Can we please talk about happy DIY's now? Like my latest felted sweater (you can see my other felted creations here and here). I know it doesn't look a think like the Anthro-version (which I spotted on the sale rack for the still-too-high price of $69) but I wasn't in love with that one anyway. I mean, those little gold thinger-mabobbers just look awkward. To me. Pardon me if you are a proud owner of said Gold Thinger-Mabobber Sweater. 

But I do love the idea of having three-dimensional flowers on an otherwise boring gray cardi. Which is how my version came to be.
 AND just in time for Valentine's Day I decided to add a little love to the back of my sweater. What's that Gold Thinger-Mabobber Sweater? You don't have anything on the backside? Oh, too bad.

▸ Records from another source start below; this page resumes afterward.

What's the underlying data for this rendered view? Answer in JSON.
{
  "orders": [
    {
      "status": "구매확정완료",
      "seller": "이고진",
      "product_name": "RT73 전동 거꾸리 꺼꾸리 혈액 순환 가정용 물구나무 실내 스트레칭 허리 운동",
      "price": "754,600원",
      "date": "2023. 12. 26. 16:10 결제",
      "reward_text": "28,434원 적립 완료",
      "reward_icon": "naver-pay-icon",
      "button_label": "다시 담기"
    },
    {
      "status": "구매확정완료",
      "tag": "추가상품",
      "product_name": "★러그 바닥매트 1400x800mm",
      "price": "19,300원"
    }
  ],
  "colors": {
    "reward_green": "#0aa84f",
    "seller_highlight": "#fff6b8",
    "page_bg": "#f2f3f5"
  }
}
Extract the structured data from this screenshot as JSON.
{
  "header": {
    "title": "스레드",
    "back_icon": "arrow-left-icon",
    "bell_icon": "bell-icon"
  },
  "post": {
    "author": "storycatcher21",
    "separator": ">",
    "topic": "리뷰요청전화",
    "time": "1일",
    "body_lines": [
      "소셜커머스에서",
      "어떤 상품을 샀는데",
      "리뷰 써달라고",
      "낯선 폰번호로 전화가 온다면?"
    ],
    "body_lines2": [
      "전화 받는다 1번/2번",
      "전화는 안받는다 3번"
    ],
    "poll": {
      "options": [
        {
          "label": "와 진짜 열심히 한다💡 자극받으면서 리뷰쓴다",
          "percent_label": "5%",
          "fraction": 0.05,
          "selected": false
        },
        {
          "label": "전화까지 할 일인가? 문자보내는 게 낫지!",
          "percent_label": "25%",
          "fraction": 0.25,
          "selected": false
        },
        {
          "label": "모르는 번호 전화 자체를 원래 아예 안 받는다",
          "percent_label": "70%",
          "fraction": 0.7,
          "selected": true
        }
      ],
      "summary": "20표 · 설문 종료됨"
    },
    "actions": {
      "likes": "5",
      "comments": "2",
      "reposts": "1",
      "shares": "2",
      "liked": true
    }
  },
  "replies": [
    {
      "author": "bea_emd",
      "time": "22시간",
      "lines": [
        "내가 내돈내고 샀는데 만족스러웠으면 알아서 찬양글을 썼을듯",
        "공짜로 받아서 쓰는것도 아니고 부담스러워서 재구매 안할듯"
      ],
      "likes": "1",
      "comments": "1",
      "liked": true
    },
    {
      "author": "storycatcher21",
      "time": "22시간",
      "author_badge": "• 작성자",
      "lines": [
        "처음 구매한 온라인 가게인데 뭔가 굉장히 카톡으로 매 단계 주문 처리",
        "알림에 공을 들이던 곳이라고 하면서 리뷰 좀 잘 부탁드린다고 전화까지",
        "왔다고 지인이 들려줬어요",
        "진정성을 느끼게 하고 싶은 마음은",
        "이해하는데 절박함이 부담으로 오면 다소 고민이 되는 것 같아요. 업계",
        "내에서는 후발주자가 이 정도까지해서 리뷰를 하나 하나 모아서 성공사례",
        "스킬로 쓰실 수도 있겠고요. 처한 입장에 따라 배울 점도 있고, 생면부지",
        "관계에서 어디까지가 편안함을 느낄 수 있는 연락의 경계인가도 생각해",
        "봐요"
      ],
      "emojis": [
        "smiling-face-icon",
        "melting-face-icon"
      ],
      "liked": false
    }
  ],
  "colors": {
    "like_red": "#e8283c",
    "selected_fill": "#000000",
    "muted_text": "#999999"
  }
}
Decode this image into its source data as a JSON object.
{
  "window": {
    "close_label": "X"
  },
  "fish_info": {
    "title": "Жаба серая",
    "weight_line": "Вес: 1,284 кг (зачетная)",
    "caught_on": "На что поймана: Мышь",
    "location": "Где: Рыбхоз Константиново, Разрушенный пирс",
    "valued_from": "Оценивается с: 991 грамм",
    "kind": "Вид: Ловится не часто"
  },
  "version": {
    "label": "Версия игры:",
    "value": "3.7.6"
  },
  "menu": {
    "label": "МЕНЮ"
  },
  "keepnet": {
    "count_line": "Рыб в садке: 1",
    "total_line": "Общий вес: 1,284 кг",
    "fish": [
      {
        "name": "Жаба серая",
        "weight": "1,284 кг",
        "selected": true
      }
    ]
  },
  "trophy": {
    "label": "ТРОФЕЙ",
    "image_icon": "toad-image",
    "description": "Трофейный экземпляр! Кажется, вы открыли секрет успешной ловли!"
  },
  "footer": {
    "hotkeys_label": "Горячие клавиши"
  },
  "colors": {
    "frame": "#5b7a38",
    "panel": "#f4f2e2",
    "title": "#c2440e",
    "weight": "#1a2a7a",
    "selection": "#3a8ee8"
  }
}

 Because this sweater was pretty easy and trouble-shooting free to complete, I thought I'd share the process with you. I began by purchasing a couple of 100% wool sweaters at the thrift store. I scored a green sweater for the leaves and a dark gray sweater that I used for the flower pedals. I washed them both in hot water which felted the fibers. This made it so I could cut out the leaf and petal shapes and without fraying. From there I used 100% wool yarn and needle-felted the veins of the leaves as shown above.
 I felted some buttons for the sweater also. For this process I took an inch wide button and wrapped wool roving around it. Then I began the process of wet felting it. Using hot water and soap, I gently rubbed the button between my hands until I felt it shrink. Those dried overnight.
 After crafting a dozen leaves, a half dozen flower petals and a couple buttons, I set to work adding them to my thrift store cardi. Using an applique stitch, I added the flower petals and leaves. I was concerned as I sewed because the the shapes looked warped. Thankfully a hit with a hot iron flattened it all back out.
 Felting the spiral design and the word love were relatively easy. I had originally picked up this wool yarn back in the day I had the silly notion I could knit. Turns out I can't knit but I can felt. As you can see above, I just spelled out the letters of the word and started punching it into place. If you are new to this lil ole blog and you'd like to see a more detailed description of needle felting, please read here.
 Ya see those spirally lines on the sweater front? Those were needle felted in the same way.
 And Ta-Da! This Tutu Skirt -n- Sweater Combo is done. And I think I'm finally ready for my Seventeen Magazine Mid-Aged-Lady Who Thinks She Can Sew closeup!

When I showed my skirt off to hubs, he said, "Oh, is that something you'll wear under your skirt like a tutu?"

Why do I suddenly think that he and FCG are in cahoots together? 

Wow, sorry for the long-winded post, ya'll! If you made it this far...thank you for reading and enjoy the rest of your week.